Belgium’s Constitutional Court on Friday upheld a prisoner exchange treaty with Iran that could lead to the swap of a convicted Iranian diplomat for a jailed Belgian aid worker.
Belgian lawmakers cleared the treaty in July, but it has been held up by legal challenges from an exiled Iranian opposition group.
“The court rejects the action for annulment,” the Constitutional Court said in a press release.
However, the judges also specified that the victims of any detainee being proposed for transfer must have the right to contest the specific case in court.
“Thus, when the government takes a decision to transfer, it must inform the victims of the relevant convicted person in such a way that they can effectively seek a review of the legality [of the transfer],” it said.
Aid worker Olivier Vandecasteele, arrested while on a visit to Iran in February 2022, was sentenced in January to 40 years in prison and 74 lashes on charges including spying. Brussels has said the charges are fake.
His distraught family has appealed to the government to do its utmost to get him released.
Following Friday’s judgment, campaigners for Vandecasteele’s release tweeted there was “still a [long] way to see Olivier free but tonight there might finally be a light at the end of the tunnel!”
Convicted in bomb plot

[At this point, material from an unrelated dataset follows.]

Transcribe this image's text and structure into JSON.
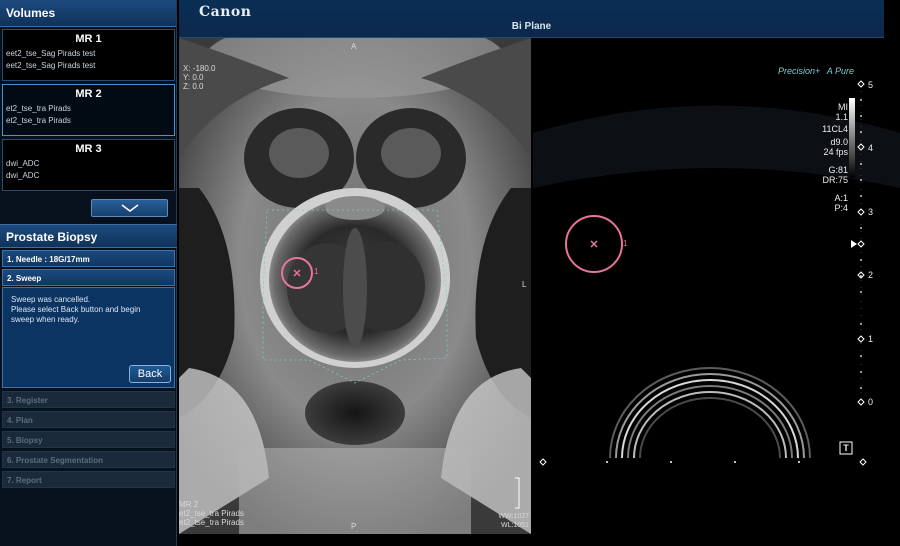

Iran has called for the release of Assadollah Assadi, sentenced to 20 years in prison in Belgium in 2021 over a foiled 2018 bomb plot. His was the first trial of an Iranian official for suspected terrorism in Europe since Iran’s 1979 revolution.
The exiled National Council of Resistance of Iran (NCRI), whose rally near Paris had been the bomb plot’s target, has insisted that Assadi remain in jail.
The NCRI said it would make use of the Constitutional Court’s stipulation that any proposed transfer must be open to legal challenge.
“While the court did not annul the transfer agreement between Belgium and Iran, it has provided the plaintiffs with the opportunity to seek legal redress,” Shahin Gobadi, a member of the group’s foreign affairs committee, said in a statement.
“The National Council of Resistance and the plaintiffs are exercising this right to prevent the release of this terrorist.”
Iran has called the Paris attack allegations a “false flag” stunt by the NCRI, which it in turn considers a terrorist group.
Some Belgian lawmakers have voiced concern that the treaty might lead to “hostage diplomacy” and put other Belgians at risk of detention.
It is not clear when a prisoner exchange might happen.